Publishing schedules are beginning to look much more tempting now that the worst of the pandemic-related slippage has worked its way through, at least let’s hope so. I like to kick off proceedings with a title that made my heart sing when I spotted it and this time it’s Sarah Moss’ Summerwater. From Names for the Sea, her memoir of a year spent in Iceland, to the wonderful Ghost Wall, her last novel, everything I’ve read by Moss has impressed me. Hopes are high, then for this new one. Set in the Scottish Highlands over a single rainy day, the longest of the summer, Summerwater sees a dozen people cooped up in a rundown cabin park, watching what the other residents get up to and quick to judge what they see. ‘Tensions rise and all watch on, unaware of the tragedy that lies ahead as night finally falls’ says the blurb promisingly.

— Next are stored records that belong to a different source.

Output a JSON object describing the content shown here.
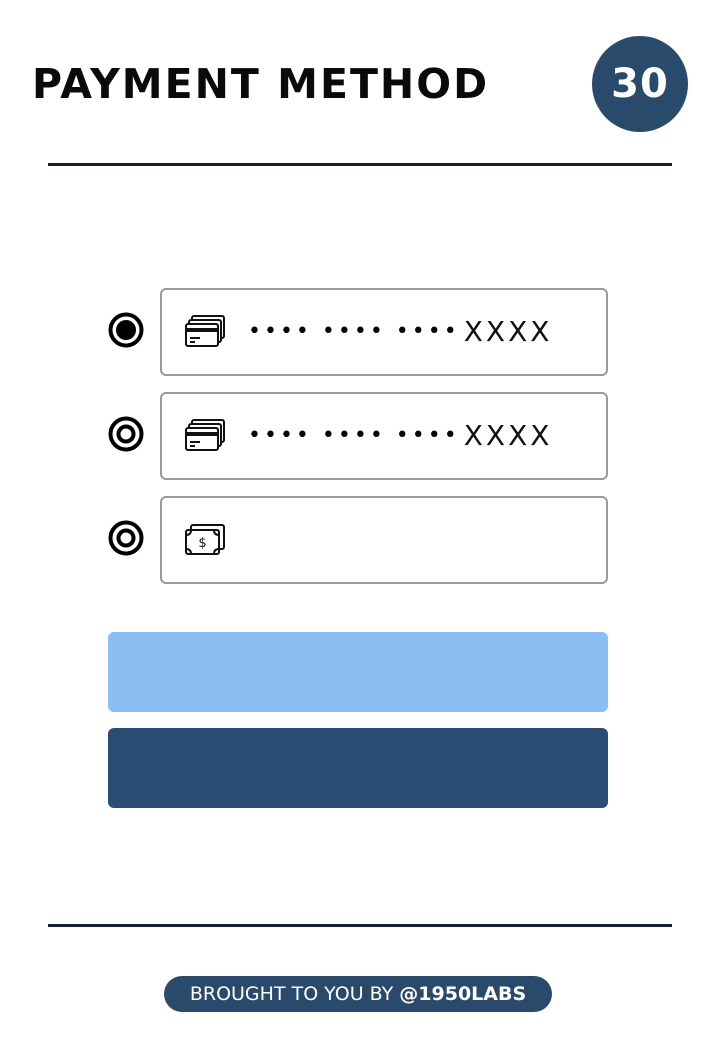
{
  "header": {
    "title": "PAYMENT METHOD",
    "day_number": "30"
  },
  "payment_options": [
    {
      "type": "card",
      "icon": "credit-cards-icon",
      "masked_digits": "•••• •••• ••••",
      "last_digits": "XXXX",
      "selected": true
    },
    {
      "type": "card",
      "icon": "credit-cards-icon",
      "masked_digits": "•••• •••• ••••",
      "last_digits": "XXXX",
      "selected": false
    },
    {
      "type": "cash",
      "icon": "cash-banknote-icon",
      "selected": false
    }
  ],
  "buttons": {
    "primary_label": "",
    "secondary_label": ""
  },
  "footer": {
    "credit_prefix": "BROUGHT TO YOU BY ",
    "credit_brand": "@1950LABS"
  },
  "colors": {
    "navy": "#2a4a6c",
    "primary_button": "#8bbef3",
    "secondary_button": "#294d75",
    "divider": "#14202c",
    "card_border": "#9a9a9a"
  }
}
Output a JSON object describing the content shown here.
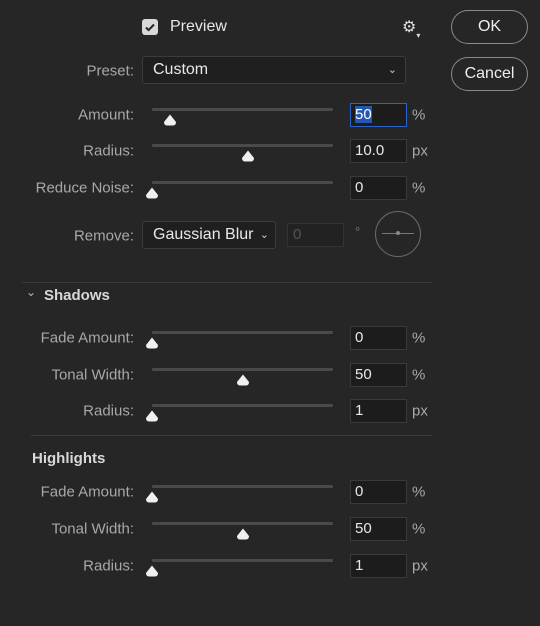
{
  "header": {
    "preview_label": "Preview",
    "preview_checked": true,
    "ok_label": "OK",
    "cancel_label": "Cancel",
    "settings_icon": "gear-icon"
  },
  "preset": {
    "label": "Preset:",
    "value": "Custom"
  },
  "sharpen": [
    {
      "label": "Amount:",
      "value": "50",
      "unit": "%",
      "slider_position": 0.1
    },
    {
      "label": "Radius:",
      "value": "10.0",
      "unit": "px",
      "slider_position": 0.53
    },
    {
      "label": "Reduce Noise:",
      "value": "0",
      "unit": "%",
      "slider_position": 0
    }
  ],
  "remove": {
    "label": "Remove:",
    "value": "Gaussian Blur",
    "angle": "0",
    "angle_unit": "°"
  },
  "shadows": {
    "title": "Shadows",
    "rows": [
      {
        "label": "Fade Amount:",
        "value": "0",
        "unit": "%",
        "slider_position": 0
      },
      {
        "label": "Tonal Width:",
        "value": "50",
        "unit": "%",
        "slider_position": 0.5
      },
      {
        "label": "Radius:",
        "value": "1",
        "unit": "px",
        "slider_position": 0
      }
    ]
  },
  "highlights": {
    "title": "Highlights",
    "rows": [
      {
        "label": "Fade Amount:",
        "value": "0",
        "unit": "%",
        "slider_position": 0
      },
      {
        "label": "Tonal Width:",
        "value": "50",
        "unit": "%",
        "slider_position": 0.5
      },
      {
        "label": "Radius:",
        "value": "1",
        "unit": "px",
        "slider_position": 0
      }
    ]
  },
  "colors": {
    "background": "#262626",
    "focus": "#2a63c9"
  }
}
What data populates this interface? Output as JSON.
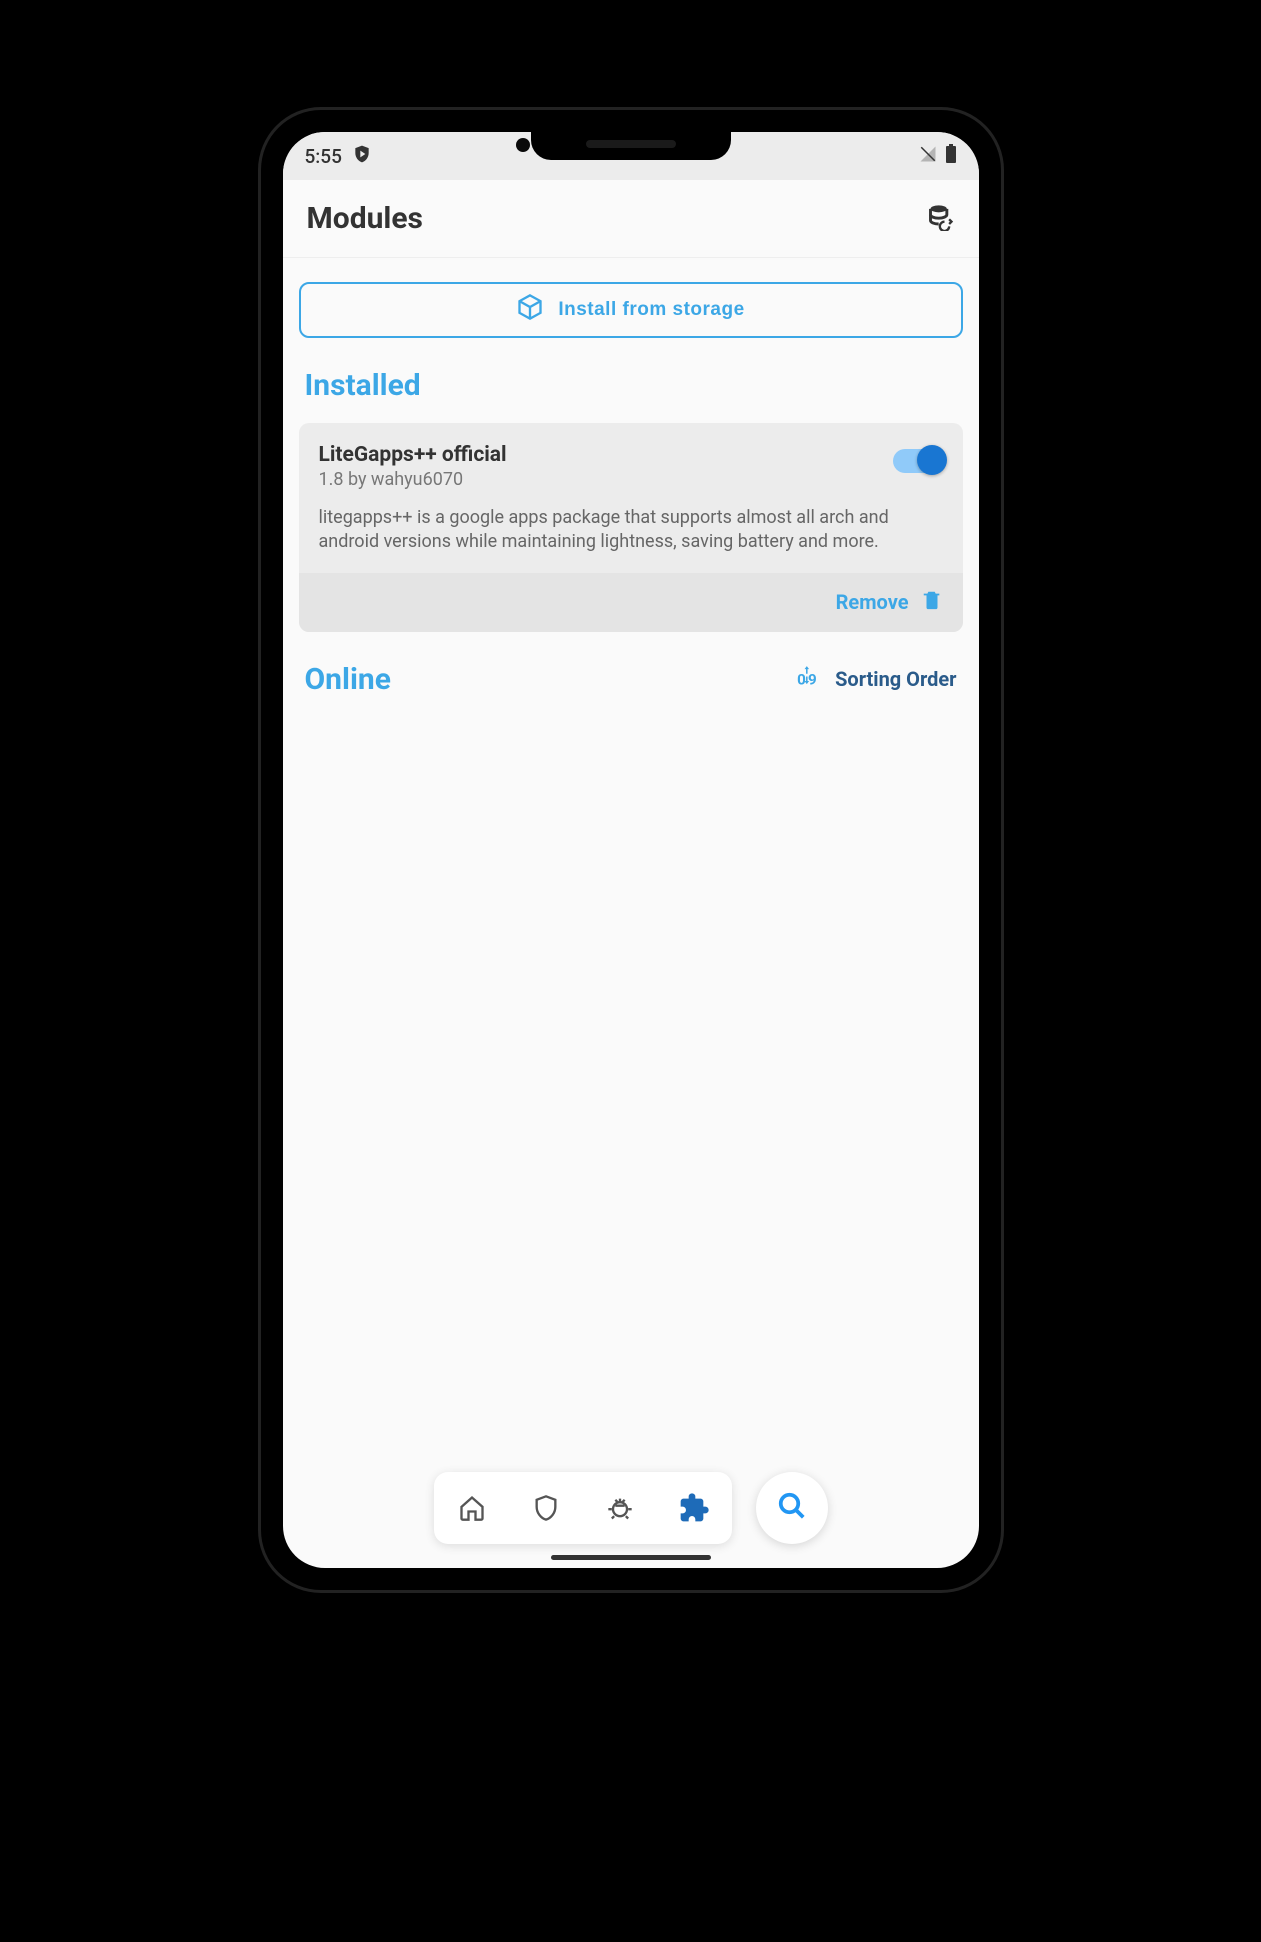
{
  "status": {
    "time": "5:55"
  },
  "header": {
    "title": "Modules"
  },
  "install_button": "Install from storage",
  "sections": {
    "installed": "Installed",
    "online": "Online"
  },
  "module": {
    "name": "LiteGapps++ official",
    "version": "1.8 by wahyu6070",
    "description": "litegapps++ is a google apps package that supports almost all arch and android versions while maintaining lightness, saving battery and more.",
    "enabled": true,
    "remove_label": "Remove"
  },
  "sorting": {
    "label": "Sorting Order",
    "badge": "09"
  },
  "colors": {
    "accent": "#3ca7e6",
    "dark_accent": "#2a5b8a",
    "toggle_on": "#1976d2"
  }
}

Carys Davies’ West is one of those debuts which actually lived up to the often used ‘stunning’ label, whetting my appetite for The Mission House. Set in Ooty, a South Indian hill station, against a backdrop of rising religious tension it follows Hilary who is taken under the wing of the local priest and his adopted daughter who forms a friendship with the incomer. ‘The Mission House boldly and imaginatively explores post-colonial ideas in a world fractured between faith and non-belief, young and old, imperial past and nationalistic present. Tenderly subversive and meticulously crafted, it is a deeply human fable of the wonders and terrors of connection in a modern world’ say the publishers which sounds very enticing to me.
I reviewed Xiaolu Guo’s I Am China in the early days of this blog, describing it as a love story in fragments which could also be applied to her new novel, A Lover’s Discourse, by the sound of it. A Chinese woman comes to London, hoping her relationship will ease her loneliness in this country so different from her own. Her new life is explored through snatches of conversation between the woman and her lover in a multitude of different settings. ‘Suffused with a wonderful sense of humour, this intimate and tender novel asks universal questions: what is the meaning of home when we’ve been uprooted? How can a man and woman be together? And how best to find solid ground in a world of uncertainty?’ according to the blurb. Very much like the sound of that.
Anna Krien’s, Act of Grace, sounds very ambitious with its intertwining of four characters’ lives at least three of whom are living in the shadow of the Iraq War. ‘Crossing the frontiers of war, protest and cultural reconciliation, Act of Grace is a meditation on inheritance: the damage that one generation bestows upon the next, and the potential for transformation. It is a searing, powerful and utterly original work by an exceptional Australian writer’ say the publishers. Krien’s novel was longlisted for the Miles Franklin Award which bodes well.
Anna Bruno’s debut, Ordinary Hazards, sees a successful woman steadily drinking herself into oblivion in the bar where she met her ex-partner a few years ago on a blind date. Nine months after their divorce, she’s trying to understand how her life has taken such a turn. Her story emerges over the course of the evening until, apparently, she’s forced to face her past. The blurb temptingly sets us up for an evening ending in ‘shocking results’.
Emily St John Mandel’s dystopian Station Eleven was one of those titles impossible to avoid in my neck of the Twitter woods when it was published back in 2014 but I wasn’t a fan so you might wonder why I’m including The Glass Hotel here but I like the sound of both its settings and themes. The wealthy owner of the Hotel Caiette and its bartender begin a relationship on the same day as a hooded figure is seen scrawling a violent message on the hotel’s wall. Thirteen years later the erstwhile bartender disappears from the deck of a ship. ‘Weaving together the lives of these characters, Emily St. John Mandel’s The Glass Hotel moves between the ship, the towers of Manhattan, and the wilderness of remote British Columbia, painting a breathtaking picture of greed and guilt, fantasy and delusion, art and the ghosts of our pasts’ according to the publishers which sounds like an altogether different kind of dystopia.
That’s it for the first part of August’s new fiction preview. As ever, a click on a title will take you to a more detailed synopsis should you want to know more. Second instalment soon…